An Appreciation

A Critique and Appreciation by Rick Appelbaum

This Website, was created in the spirit of and dedicated to Randy Hostetler. An eclectic, dynamic and exciting composer, performer and artist who left us too soon. Info about Randy, his music and the Living Room Concert Series he produced are on this site.

Last Tuesday, 13th of January in NYC, MATA (Music at the Anthology), a new music series produced by composer/performers Lisa Bielawa, and Eleanor Sandresky (and executive producer Phil Glass) – had a concert.

On the program was a piece by Randy Hostetler, P[l]aces, an Electric Groove for 11 Instrumentalists and Lamp Shades. When Randy started this piece in ’88 I remember talking about it with him, and I remember seeing the score. I knew that the piece was complicated in that it layered many different styles of music in different rhythms and meters together. This was a fertile period for Randy when he did some other seminal works like “Happily Ever After” and “8”. In this period Randy was employing his interest in collage and multi-layered composition. He was a master at this.

The challenge of putting together a performance of P[l]aces was great. For many reasons. One, the piece was never entirely finished. Two, much of the vital information only existed in Randy’s mind. Three, there was no defintive score.

I salute Lisa Bielawa for her Herculean and dedicated efforts in researching the piece, finding the parts and old notes and files on old computers and piecing it back together in a coherent fashion. It is my understnading that she even spoke to performers who were involved in the only attempted performances of the piece in ’89. Thankfully there was some video footage of Randy conducting as well.

The piece was a great success in this NYC performance. It was dynamic and filled with energy. The players seemed to keep up and be inspired. The music itself is made of a collage of musics that inspired Randy, including Latin styles and old Jazz styles.
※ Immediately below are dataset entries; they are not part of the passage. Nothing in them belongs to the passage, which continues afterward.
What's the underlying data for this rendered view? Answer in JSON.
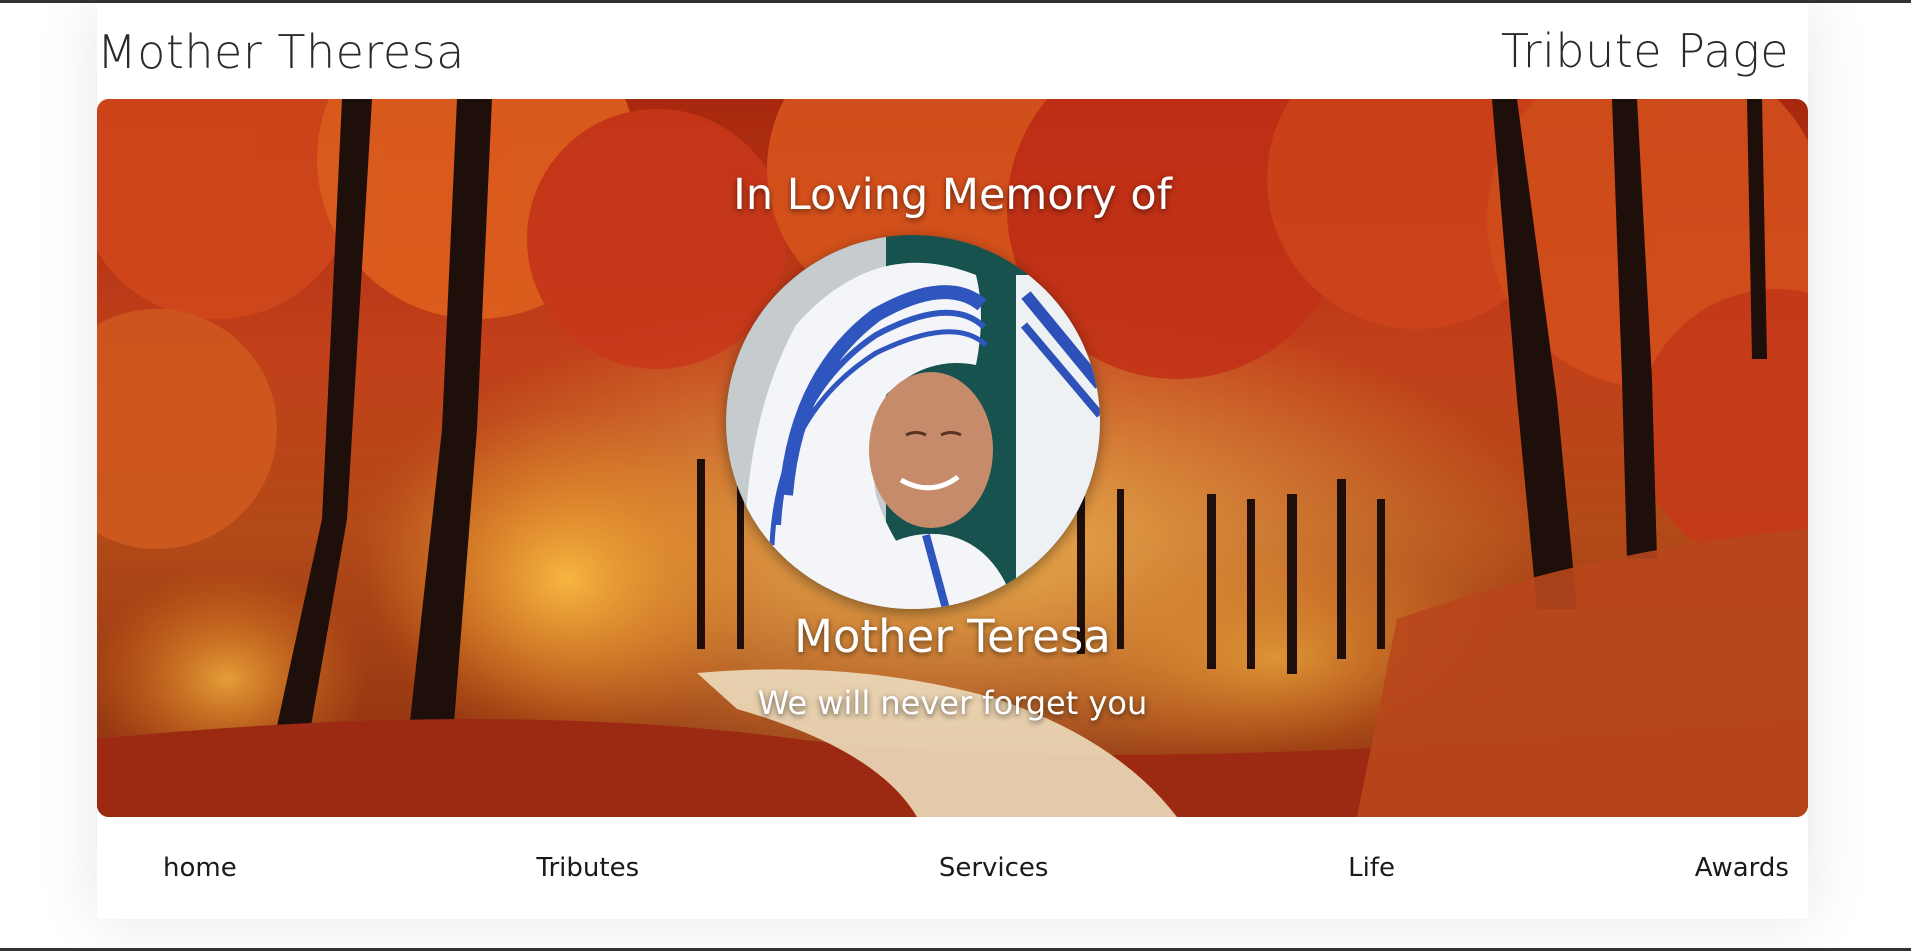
{
  "header": {
    "brand": "Mother Theresa",
    "right_title": "Tribute Page"
  },
  "hero": {
    "heading": "In Loving Memory of",
    "name": "Mother Teresa",
    "tagline": "We will never forget you",
    "portrait_icon": "portrait-photo"
  },
  "nav": {
    "items": [
      {
        "label": "home"
      },
      {
        "label": "Tributes"
      },
      {
        "label": "Services"
      },
      {
        "label": "Life"
      },
      {
        "label": "Awards"
      }
    ]
  },
  "colors": {
    "foliage_red": "#c0341a",
    "foliage_orange": "#e8731c",
    "foliage_gold": "#f2a93b",
    "path": "#e9dcc0",
    "text_dark": "#2a2a2a",
    "hero_text": "#ffffff"
  }
}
A timekeeper taps a 3 against 4 rhythm throughout which changes in interpretation depending on what else is happening against it. This was the influence of West African music that Randy had been studying and performing in that time period in which the bell pattern is the foundation though many other polyrhythms are layered on top.

The music was vibrant and exciting with a constant momentum forwards. Good shifts in density and balance kept it fresh for the audience and the strong rhythmic and polyrhythmic underpinnings gave it energy and got peoples bodies to respond. This piece though is more than a sum of or pastiche of music of other styles, it was distinctly Randy with sublime moments and the final unmistakeable trademark – wit. I glanced several times around the audience to see folks grinning, a sure and final sign that the piece was close enough to his intentions and good art/music. Like much good music, elements moved from foreground to middleground to backgound fluidly. The visual element of turning on and off the Lamp Shades enhanced the piece’s impact. At one point, the bass players shade dislodged a bit cockeyed and the bulb was exposed. I know that this would have been Randy’s favorite moment as like Cage, he loved the accidents, and felt it was as if he was there with us, winking at me, as if to say good job everybody. Well done.

There were also political implications to aspects of this piece. This piece was concieved when legislation was being created to deal with the whole world of “sampled music”, and Randy had his own views on appropriating art-ifacts that are available in various media in the culture. At one point there is an excerpt of Chuck D, rapper from Public Enemy talking about this. Though at points, this composition is dense and almost cacohphonous, it is not random. Randy was scrupulous and detailed and precise. Rhythms are meant to interact. He sampled the sample at the precise limit of the law. I hope that Lisa or someone else will post her program notes and reflections on this piece on this website in the future – as I am sure she can lend more insight.

I know that audio and video recordings were done, and I hope to see this material get greater exposure both on this website as well as perhaps some New Music/Art CD_ROM project.

Friends, family and colleagues converged on Manhattan from SF, Texas, Chicago, Connecticut, DC, NY and all over. There was a lively reception with good food and drink, and the original score and some parts and notes were hung in the lobby for people to examine.

Randy’s loss to his family and friends is inmeasurable, but thankfully there is a record with his music, drawings, video, and other media to preserve — and allow us to not only remember him, but to still be moved and excited with his art.


Richard (Rico) A. Appelbaum, Jan. 20, 1998 – SF